YOUR GOAL :: Leave out any picture and return the remaining listing below exactly as given.

GIVEN DATA ::
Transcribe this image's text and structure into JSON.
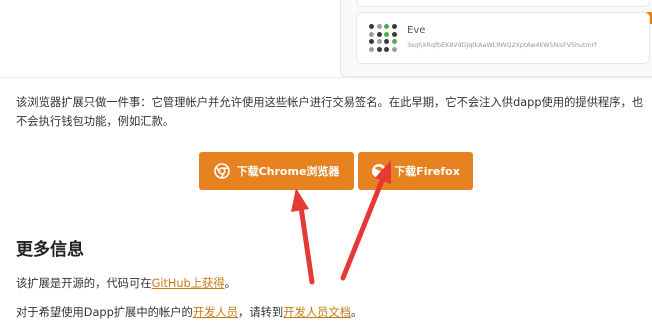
{
  "account_card": {
    "name": "Eve",
    "address": "3sqhXRqfbEK8VdDjqtkAaWLRWQ2XptAw4kW5NisFV5hutmrf"
  },
  "intro_text": "该浏览器扩展只做一件事：它管理帐户并允许使用这些帐户进行交易签名。在此早期，它不会注入供dapp使用的提供程序，也不会执行钱包功能，例如汇款。",
  "buttons": {
    "chrome": {
      "label": "下载Chrome浏览器",
      "icon": "chrome-icon"
    },
    "firefox": {
      "label": "下载Firefox",
      "icon": "firefox-icon"
    }
  },
  "more_info": {
    "heading": "更多信息",
    "p1_prefix": "该扩展是开源的，代码可在",
    "p1_link": "GitHub上获得",
    "p1_suffix": "。",
    "p2_prefix": "对于希望使用Dapp扩展中的帐户的",
    "p2_link1": "开发人员",
    "p2_middle": "，请转到",
    "p2_link2": "开发人员文档",
    "p2_suffix": "。"
  },
  "colors": {
    "button": "#e6821f",
    "link": "#c77a12",
    "annotation_arrow": "#e53935"
  }
}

SOLUTION FOR THIS EXERCISE ::
Transcribe this image's text and structure into JSON.
{
  "account_card": {
    "name": "Eve",
    "address": "3sqhXRqfbEK8VdDjqtkAaWLRWQ2XptAw4kW5NisFV5hutmrf"
  },
  "intro_text": "该浏览器扩展只做一件事：它管理帐户并允许使用这些帐户进行交易签名。在此早期，它不会注入供dapp使用的提供程序，也不会执行钱包功能，例如汇款。",
  "buttons": {
    "chrome": {
      "label": "下载Chrome浏览器",
      "icon": "chrome-icon"
    },
    "firefox": {
      "label": "下载Firefox",
      "icon": "firefox-icon"
    }
  },
  "more_info": {
    "heading": "更多信息",
    "p1_prefix": "该扩展是开源的，代码可在",
    "p1_link": "GitHub上获得",
    "p1_suffix": "。",
    "p2_prefix": "对于希望使用Dapp扩展中的帐户的",
    "p2_link1": "开发人员",
    "p2_middle": "，请转到",
    "p2_link2": "开发人员文档",
    "p2_suffix": "。"
  },
  "colors": {
    "button": "#e6821f",
    "link": "#c77a12",
    "annotation_arrow": "#e53935"
  }
}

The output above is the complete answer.